Observation of non-trivial superconductivity on surface of type II Weyl semimetal
Topological superconductors, with bulk superconducting gap and Majorana fermion states on the surface or edge, are one of the most sought after quantum materials. Topological superconductivity is of fundamental importance with potentially powerful applications in topological quantum computation. The discovery of Weyl semimetals—in which the conduction and valence bands contact only at Weyl points in the Brillouin zone protected against gap formation by crystalline symmetry or time reversal symmetry—has stimulated great enthusiasm for exploring topological superconductivity in these materials. Especially, the superconductivity from the topological non-trivial surface state of Weyl semimetals could be very attractive but has not been reported yet.
The noncentrosymmetric orthorhombic TaIrTe4, has been considered as a time-reversal invariant Weyl semimetal with the minimal 4 Weyl points. Recently, Prof. Jian Wang and Xiong-Jun Liu at Peking University in collaboration with Minghu Pan at Huazhong University of Science and Technology and others reported the experimental evidences for the unconventional superconductivity generated by the surface states in TaIrTe4 from both scanning tunneling microscopy/ spectroscopy (STM/STS) and electrical transport measurements. They demonstrated the superconductivity of TaIrTe4 by both the superconducting gap from STS and the consistent resistance drop from electrical transport. The thickness-independent of ultralow critical current and angular dependence of upper critical field (Bc2) indicate that the superconductivity occurs only in the surface states. Furthermore, the temperature dependence of Bc2 behavior, the in-plane angle-dependent critical field and the stability of the superconductivity against the magnetization together support the p-wave-like topological nature of the quasi-1D superconductivity.

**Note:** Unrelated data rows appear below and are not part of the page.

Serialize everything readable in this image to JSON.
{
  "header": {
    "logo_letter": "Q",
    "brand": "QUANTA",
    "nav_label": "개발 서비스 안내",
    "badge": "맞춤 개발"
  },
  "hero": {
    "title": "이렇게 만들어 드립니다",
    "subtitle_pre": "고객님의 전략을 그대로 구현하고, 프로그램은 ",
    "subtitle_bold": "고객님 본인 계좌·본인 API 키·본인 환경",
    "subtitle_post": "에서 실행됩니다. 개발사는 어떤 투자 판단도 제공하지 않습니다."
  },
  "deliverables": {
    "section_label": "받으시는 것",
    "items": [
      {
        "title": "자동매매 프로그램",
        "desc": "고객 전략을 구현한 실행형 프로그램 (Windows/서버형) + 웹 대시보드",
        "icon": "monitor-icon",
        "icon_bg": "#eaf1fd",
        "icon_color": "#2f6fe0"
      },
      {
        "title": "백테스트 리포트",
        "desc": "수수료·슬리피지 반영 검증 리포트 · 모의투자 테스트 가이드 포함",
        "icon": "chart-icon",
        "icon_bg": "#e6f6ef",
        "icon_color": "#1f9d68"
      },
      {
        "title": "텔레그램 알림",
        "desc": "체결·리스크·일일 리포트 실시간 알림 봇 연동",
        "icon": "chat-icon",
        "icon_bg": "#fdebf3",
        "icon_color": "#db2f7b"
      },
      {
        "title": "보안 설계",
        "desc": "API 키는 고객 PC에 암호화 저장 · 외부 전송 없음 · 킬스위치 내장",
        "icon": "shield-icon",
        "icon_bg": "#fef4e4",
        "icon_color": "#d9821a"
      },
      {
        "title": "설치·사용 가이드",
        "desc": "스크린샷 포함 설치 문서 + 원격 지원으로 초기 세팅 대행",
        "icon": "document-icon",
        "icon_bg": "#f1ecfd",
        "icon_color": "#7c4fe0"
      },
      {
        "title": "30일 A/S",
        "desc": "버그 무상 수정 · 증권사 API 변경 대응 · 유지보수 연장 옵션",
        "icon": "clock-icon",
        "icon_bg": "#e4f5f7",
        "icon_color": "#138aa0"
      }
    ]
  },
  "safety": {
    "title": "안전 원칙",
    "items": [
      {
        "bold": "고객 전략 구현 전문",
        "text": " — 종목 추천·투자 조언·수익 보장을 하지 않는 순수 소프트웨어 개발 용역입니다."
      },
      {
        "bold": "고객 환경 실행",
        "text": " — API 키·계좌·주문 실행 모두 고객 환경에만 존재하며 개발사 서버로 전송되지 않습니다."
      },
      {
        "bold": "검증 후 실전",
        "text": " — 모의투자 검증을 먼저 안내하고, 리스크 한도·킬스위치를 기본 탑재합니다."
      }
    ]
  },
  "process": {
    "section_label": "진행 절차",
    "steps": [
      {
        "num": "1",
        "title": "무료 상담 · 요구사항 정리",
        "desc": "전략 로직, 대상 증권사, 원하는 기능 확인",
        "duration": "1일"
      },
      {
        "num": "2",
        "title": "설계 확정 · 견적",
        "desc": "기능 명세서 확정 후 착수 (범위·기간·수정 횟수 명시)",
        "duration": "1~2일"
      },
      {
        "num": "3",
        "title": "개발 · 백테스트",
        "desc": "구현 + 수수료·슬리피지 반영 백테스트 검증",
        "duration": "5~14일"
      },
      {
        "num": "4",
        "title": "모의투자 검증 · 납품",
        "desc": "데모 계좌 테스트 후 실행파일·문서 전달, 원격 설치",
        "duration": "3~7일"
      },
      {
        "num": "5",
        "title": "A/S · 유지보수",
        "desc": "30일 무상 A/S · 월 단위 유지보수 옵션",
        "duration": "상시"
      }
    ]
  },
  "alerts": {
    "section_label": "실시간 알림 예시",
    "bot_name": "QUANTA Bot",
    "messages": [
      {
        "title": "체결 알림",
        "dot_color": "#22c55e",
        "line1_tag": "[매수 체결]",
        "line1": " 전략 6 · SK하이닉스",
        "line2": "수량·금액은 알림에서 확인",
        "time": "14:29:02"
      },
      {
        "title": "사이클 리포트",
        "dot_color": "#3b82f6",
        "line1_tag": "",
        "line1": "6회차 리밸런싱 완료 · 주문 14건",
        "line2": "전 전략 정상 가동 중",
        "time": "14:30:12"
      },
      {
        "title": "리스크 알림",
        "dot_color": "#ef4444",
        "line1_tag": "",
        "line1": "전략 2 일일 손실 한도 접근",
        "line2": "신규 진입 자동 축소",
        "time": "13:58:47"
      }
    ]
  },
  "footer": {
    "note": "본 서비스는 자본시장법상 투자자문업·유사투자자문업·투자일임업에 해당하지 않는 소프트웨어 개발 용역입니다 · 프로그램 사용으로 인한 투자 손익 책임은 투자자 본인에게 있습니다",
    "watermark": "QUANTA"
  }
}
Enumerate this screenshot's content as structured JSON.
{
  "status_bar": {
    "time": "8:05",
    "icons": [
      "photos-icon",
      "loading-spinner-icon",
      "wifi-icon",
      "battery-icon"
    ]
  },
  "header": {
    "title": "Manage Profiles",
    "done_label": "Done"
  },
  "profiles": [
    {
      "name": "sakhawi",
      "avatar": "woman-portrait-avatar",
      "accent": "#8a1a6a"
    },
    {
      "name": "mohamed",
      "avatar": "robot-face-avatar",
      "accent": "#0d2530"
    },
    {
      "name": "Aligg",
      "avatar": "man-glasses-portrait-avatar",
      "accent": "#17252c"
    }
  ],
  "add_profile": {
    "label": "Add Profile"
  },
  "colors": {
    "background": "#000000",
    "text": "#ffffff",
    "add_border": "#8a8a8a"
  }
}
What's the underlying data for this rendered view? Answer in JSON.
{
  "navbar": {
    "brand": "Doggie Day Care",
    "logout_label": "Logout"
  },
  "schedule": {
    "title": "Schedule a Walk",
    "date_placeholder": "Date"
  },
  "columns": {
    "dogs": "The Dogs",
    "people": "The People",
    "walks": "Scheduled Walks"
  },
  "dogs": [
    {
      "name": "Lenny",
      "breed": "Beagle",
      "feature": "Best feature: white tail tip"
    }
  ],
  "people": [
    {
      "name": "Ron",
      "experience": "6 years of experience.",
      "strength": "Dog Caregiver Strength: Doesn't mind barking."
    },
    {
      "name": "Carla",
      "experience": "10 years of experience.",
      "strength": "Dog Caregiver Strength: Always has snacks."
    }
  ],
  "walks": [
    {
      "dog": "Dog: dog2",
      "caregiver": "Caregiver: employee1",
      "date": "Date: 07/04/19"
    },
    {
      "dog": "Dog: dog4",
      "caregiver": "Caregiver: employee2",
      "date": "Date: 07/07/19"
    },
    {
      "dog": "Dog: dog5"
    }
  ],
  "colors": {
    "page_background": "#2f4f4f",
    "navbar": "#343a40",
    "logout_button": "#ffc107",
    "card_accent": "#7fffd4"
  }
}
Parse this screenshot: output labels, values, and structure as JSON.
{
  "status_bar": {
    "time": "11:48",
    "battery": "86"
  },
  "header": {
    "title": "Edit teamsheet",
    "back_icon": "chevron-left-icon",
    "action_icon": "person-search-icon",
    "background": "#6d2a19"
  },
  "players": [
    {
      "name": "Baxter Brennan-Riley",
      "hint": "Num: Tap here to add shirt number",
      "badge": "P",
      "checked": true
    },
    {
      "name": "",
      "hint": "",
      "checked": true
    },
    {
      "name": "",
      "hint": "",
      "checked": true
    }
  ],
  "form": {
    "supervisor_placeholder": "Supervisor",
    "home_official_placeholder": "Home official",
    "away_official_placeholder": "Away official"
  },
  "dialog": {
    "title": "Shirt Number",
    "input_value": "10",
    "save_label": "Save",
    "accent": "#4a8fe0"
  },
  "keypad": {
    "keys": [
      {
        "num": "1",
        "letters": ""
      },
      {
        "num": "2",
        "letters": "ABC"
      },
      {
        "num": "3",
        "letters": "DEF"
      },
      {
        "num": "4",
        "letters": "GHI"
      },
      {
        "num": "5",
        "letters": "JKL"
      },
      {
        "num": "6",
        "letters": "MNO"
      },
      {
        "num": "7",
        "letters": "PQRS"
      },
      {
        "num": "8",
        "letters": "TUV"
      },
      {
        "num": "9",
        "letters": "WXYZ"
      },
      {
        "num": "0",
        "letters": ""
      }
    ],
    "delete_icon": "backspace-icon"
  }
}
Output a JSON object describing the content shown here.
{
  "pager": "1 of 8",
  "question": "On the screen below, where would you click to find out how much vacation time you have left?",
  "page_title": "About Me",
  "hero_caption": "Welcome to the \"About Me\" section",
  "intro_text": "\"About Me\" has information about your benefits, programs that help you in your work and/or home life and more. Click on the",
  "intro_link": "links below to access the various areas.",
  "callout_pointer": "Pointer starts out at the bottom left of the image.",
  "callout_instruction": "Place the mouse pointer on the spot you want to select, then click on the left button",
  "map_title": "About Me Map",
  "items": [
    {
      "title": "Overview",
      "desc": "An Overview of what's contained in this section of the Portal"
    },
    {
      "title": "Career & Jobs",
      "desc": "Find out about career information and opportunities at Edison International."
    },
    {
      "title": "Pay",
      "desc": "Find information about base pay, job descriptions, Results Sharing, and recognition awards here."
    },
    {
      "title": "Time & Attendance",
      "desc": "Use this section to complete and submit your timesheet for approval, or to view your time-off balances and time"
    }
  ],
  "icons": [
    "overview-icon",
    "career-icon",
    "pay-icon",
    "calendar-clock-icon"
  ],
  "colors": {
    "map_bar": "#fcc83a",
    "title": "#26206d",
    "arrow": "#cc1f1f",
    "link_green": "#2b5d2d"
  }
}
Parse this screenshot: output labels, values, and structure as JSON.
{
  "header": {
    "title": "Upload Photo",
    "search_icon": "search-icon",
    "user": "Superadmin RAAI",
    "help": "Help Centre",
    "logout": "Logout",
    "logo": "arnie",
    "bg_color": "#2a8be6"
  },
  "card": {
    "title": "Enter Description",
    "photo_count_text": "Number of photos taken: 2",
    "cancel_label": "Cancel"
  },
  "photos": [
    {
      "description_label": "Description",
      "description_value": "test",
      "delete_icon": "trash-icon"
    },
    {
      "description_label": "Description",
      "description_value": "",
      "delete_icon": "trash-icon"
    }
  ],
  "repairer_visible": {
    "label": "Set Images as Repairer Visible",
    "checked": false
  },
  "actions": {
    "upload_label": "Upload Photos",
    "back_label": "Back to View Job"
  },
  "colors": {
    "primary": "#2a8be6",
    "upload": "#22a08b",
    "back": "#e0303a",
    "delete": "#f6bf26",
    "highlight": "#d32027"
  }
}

This discovery of quasi-1D surface superconductivity in Weyl semimetals offers a novel platform for exploring topological superconductors and may contribute to the rapidly developing field of topological quantum computation.